I know what I think. Arrogant. The me that wrote the above lamentation of what it takes to be a good writer believed in the myth of the perfect first draft and it shows. With the benefit of experience and hindsight I can see that I believed I was that genius writer who could write the perfect draft. I produced so much drivel and scum as a result of that supreme over confidence and in this lamentation I was clearly looking down my nose at the humble and professional for daring to trim the fat. 

At the same time though I think that beneath that arrogance is an important declaration: Just because you can write better, doesn't mean you need to. As a reviewer these days I am obsessed with objectivity. I can't just watch an episode and feel how I feel, I have to dissect it as well and add the objective deductions of its quality to my feelings because I daren't just dislike or like an episode any more. I have to arm myself with the most comprehensive wall of information lest someone try to debate me on my feelings. I miss the days when watching Doctor Who was like watching a let's play, it was just a show made for enjoyment and yeah sometimes it was rubbish and you bitched about it but there wasn't this constant mob mentality or peer pressure about it. I wonder if that's a factor of reviewing or just Doctor Who's popularity.

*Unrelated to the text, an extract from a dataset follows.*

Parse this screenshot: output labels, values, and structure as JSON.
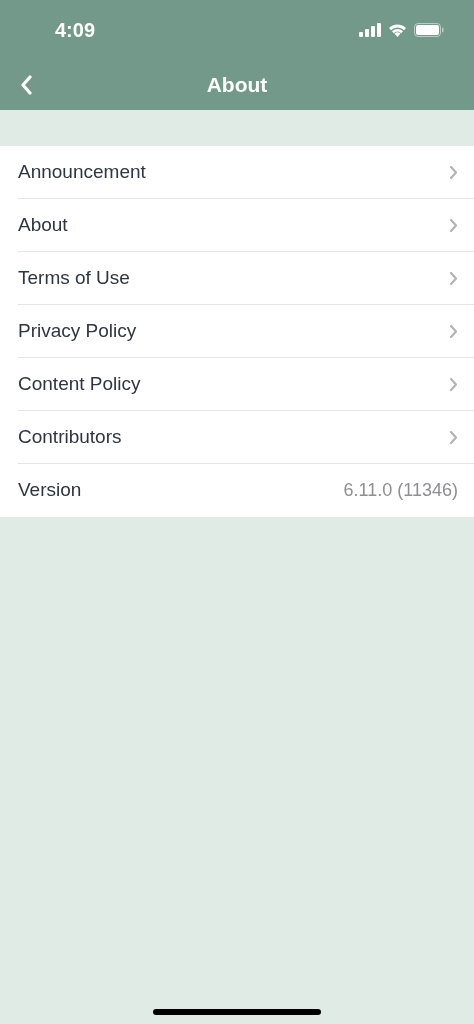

If I were to record in depth reviews of Zisteau's letsplays for five years would I get sick of it like MrTARDISreviews and if so maybe that's a problem of reviewing. Perhaps there's something to be said for experiencing an episode the same way it's viewers do. I mean so what if the burger's high in saturated fat and made from soul sucked chicken? It tastes niceish and is almost cheap.